Posted: 3 years ago
At 11/25/2013 7:05:29 PM, themohawkninja wrote:
At 11/25/2013 4:44:52 PM, Rational_Thinker9119 wrote:
At 11/25/2013 4:13:17 PM, themohawkninja wrote:
At 11/25/2013 4:12:37 PM, themohawkninja wrote:
At 11/25/2013 3:36:03 PM, NightofTheLivingCats wrote:
Can God see the ?
If so, can he change a outcome?
If so, he would have saw that he would have changed the future, thus leading into the paradox.

Religious deities tend to live of time itself, so there isn't really a paradox.

Tend to live out of time itself...

Actually, that leads to an real metaphysical absurdity. To create the universe God would have had to make a transition from "non-creating a universe" to "creating the universe". Change requires time, thus, you have a real paradox if you want to talk about a purely timeless God creating the universe. Philosopher William Lane Craig realizes this problem, and posits that God must have entered time at the first moment of it. This gets around the problem of a timeless change. However, even I still think it is metaphysically absurd for there to be any timeless person. I guess that is a different discussion.
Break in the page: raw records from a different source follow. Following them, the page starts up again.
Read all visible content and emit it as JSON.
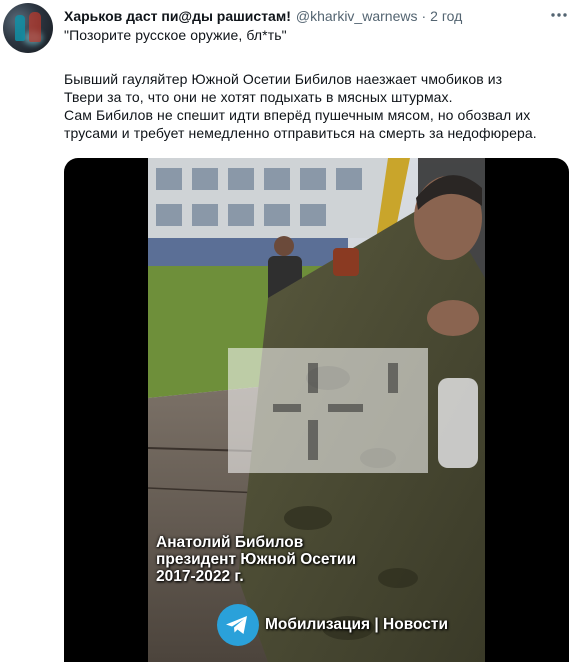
{
  "tweet": {
    "display_name": "Харьков даст пи@ды рашистам!",
    "handle": "@kharkiv_warnews",
    "separator": "·",
    "time": "2 год",
    "lines": [
      "\"Позорите русское оружие, бл*ть\"",
      "Бывший гауляйтер Южной Осетии Бибилов наезжает чмобиков из",
      "Твери за то, что они не хотят подыхать в мясных штурмах.",
      "Сам Бибилов не спешит идти вперёд пушечным мясом, но обозвал их",
      "трусами и требует немедленно отправиться на смерть за недофюрера."
    ]
  },
  "video": {
    "caption_lines": [
      "Анатолий Бибилов",
      "президент Южной Осетии",
      "2017-2022 г."
    ],
    "watermark_text": "Мобилизация | Новости"
  },
  "icons": {
    "more": "more-options-icon",
    "telegram": "telegram-icon",
    "logo": "channel-logo-watermark"
  },
  "colors": {
    "text_primary": "#0f1419",
    "text_secondary": "#536471",
    "media_background": "#000000",
    "telegram_blue": "#2aa1da"
  }
}
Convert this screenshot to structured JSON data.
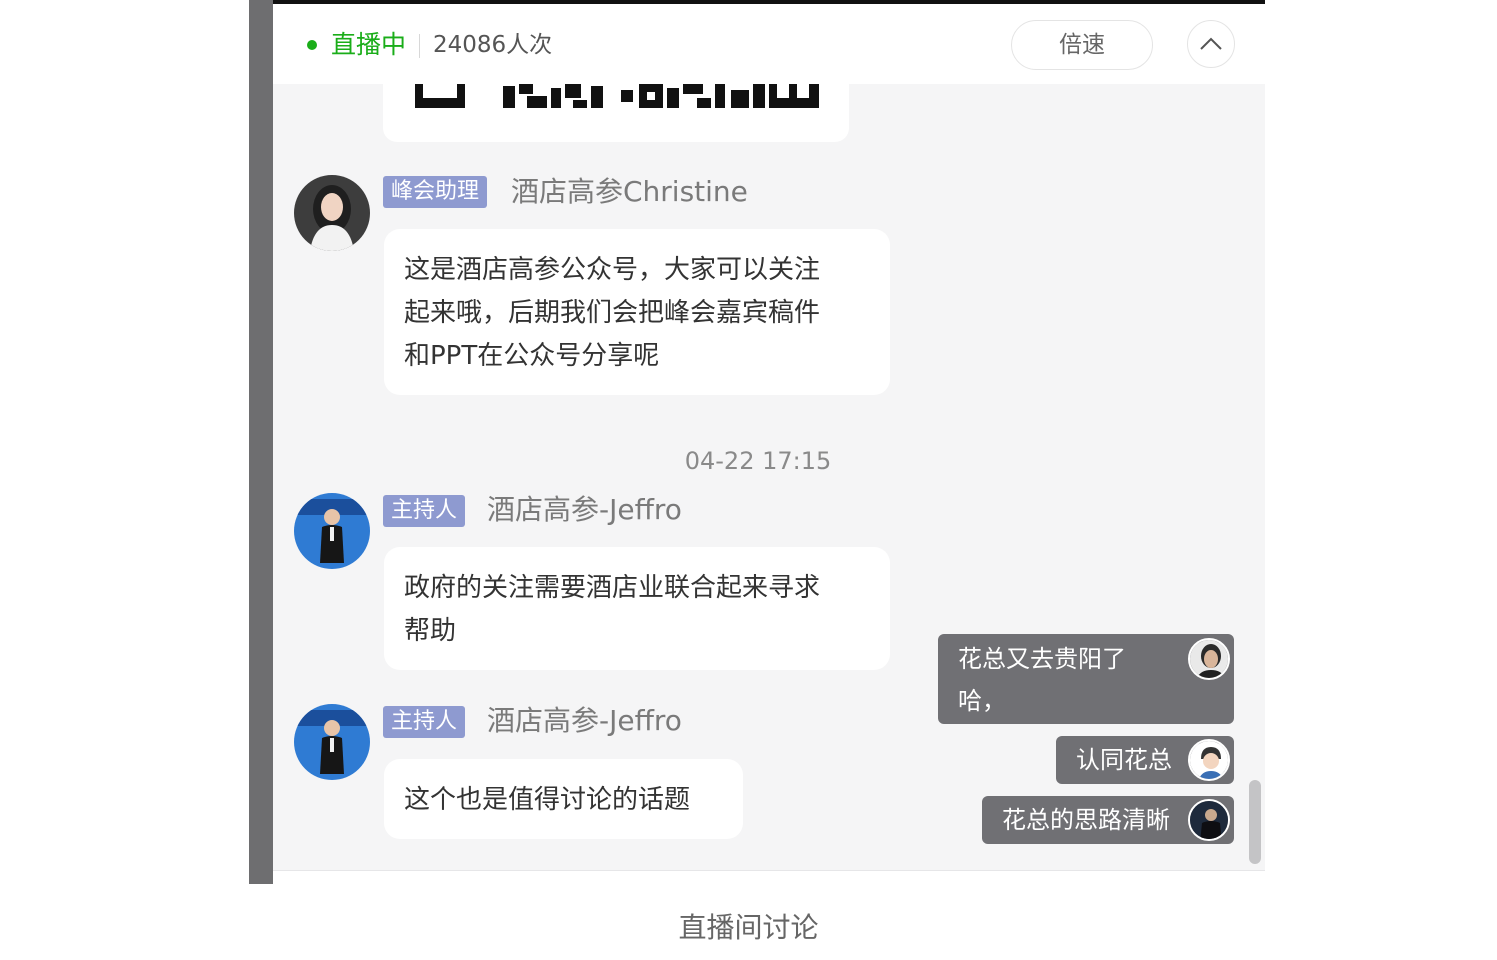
{
  "header": {
    "live_label": "直播中",
    "viewers": "24086人次",
    "speed_label": "倍速",
    "colors": {
      "live": "#1aad19"
    }
  },
  "messages": [
    {
      "badge": "峰会助理",
      "sender": "酒店高参Christine",
      "lines": [
        "这是酒店高参公众号，大家可以关注",
        "起来哦，后期我们会把峰会嘉宾稿件",
        "和PPT在公众号分享呢"
      ]
    },
    {
      "badge": "主持人",
      "sender": "酒店高参-Jeffro",
      "lines": [
        "政府的关注需要酒店业联合起来寻求",
        "帮助"
      ]
    },
    {
      "badge": "主持人",
      "sender": "酒店高参-Jeffro",
      "lines": [
        "这个也是值得讨论的话题"
      ]
    }
  ],
  "timestamp": "04-22 17:15",
  "danmaku": [
    {
      "lines": [
        "花总又去贵阳了",
        "哈，"
      ]
    },
    {
      "lines": [
        "认同花总"
      ]
    },
    {
      "lines": [
        "花总的思路清晰"
      ]
    }
  ],
  "caption": "直播间讨论"
}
Well then if God is subject to the flow of time, he isn't completely omnipresent, as he wouldn't be always present at any point in space and time. He would only be omnipresent in space.

He would still occupy all of space and time if he creates space and time at t=0, and enters the world at t=0, thus, occupying all space and time as he is omnipresent.


Secondly, if we keep with a timeless God, and using the fact that God is omnipotent, couldn't he just make himself subject to time whenever he wants to in order to create things in time, and then exit time whenever he wishes?

I don't think the idea of a timeless person is metaphysically feasible in the first place. If we assume this is the case, then sure. I am just saying that you cannot have a PURELY timeless God as far as this debate context is concerned, because the act of creation would mean that God changes from:

(i) Not creating

to

(ii) Creating

That's a change, and needs time.